### Brief
Wherever the string "number" turns up in the data, copy the whole line.

### Dataset excerpts

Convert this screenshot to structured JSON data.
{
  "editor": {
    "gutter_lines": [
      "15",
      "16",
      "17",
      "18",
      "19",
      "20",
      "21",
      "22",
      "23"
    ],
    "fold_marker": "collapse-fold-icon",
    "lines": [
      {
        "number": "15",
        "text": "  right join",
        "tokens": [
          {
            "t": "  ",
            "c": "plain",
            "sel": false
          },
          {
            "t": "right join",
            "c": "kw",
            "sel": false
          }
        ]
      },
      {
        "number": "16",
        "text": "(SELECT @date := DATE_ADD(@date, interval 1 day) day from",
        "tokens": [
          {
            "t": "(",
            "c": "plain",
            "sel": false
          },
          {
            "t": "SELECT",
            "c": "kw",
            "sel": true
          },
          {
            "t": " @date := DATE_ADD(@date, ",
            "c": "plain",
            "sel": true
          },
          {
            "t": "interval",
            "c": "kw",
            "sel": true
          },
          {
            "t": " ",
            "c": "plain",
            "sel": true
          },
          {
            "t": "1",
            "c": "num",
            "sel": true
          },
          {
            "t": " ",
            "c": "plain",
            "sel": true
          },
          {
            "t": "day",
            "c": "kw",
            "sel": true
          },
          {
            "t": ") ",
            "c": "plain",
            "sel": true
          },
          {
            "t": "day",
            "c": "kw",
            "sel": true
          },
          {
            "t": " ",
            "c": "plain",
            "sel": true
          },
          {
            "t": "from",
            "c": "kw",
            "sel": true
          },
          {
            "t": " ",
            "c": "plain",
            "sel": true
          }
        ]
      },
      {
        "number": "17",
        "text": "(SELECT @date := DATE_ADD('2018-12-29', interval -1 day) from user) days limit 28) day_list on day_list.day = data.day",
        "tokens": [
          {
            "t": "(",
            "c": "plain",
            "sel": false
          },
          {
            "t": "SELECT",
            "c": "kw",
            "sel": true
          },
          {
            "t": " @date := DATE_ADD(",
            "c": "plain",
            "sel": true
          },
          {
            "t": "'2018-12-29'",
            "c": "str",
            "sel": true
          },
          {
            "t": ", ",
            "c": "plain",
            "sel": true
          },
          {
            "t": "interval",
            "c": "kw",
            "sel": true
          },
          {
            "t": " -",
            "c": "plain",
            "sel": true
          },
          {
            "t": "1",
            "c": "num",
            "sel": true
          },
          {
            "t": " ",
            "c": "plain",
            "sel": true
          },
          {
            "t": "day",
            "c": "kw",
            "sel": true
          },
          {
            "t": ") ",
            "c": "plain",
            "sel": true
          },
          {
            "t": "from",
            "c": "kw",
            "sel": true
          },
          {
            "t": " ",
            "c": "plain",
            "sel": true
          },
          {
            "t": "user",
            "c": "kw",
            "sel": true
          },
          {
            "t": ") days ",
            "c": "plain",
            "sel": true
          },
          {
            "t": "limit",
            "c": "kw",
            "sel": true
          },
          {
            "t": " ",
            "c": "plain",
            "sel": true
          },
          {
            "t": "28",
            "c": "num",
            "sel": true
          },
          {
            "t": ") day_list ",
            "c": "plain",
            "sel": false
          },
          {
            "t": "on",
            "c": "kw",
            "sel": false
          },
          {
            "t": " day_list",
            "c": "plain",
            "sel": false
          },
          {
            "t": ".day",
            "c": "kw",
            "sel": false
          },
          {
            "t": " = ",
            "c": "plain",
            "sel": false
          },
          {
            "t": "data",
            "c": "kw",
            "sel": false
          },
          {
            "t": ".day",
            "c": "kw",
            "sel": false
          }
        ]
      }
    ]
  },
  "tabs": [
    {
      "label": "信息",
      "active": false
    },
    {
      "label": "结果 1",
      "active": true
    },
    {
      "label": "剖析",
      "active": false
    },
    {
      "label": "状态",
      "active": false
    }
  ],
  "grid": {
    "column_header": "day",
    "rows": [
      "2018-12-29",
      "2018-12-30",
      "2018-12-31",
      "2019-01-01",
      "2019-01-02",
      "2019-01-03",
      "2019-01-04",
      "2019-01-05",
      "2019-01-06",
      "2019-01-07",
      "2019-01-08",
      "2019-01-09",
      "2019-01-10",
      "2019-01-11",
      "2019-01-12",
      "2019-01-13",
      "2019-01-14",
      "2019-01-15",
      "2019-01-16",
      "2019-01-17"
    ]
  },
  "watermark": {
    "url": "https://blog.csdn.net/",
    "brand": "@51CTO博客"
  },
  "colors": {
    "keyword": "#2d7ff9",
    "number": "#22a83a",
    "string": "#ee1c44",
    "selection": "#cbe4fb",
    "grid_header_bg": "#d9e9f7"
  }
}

### Written solution
        "number": "15",
        "number": "16",
        "number": "17",
    "number": "#22a83a",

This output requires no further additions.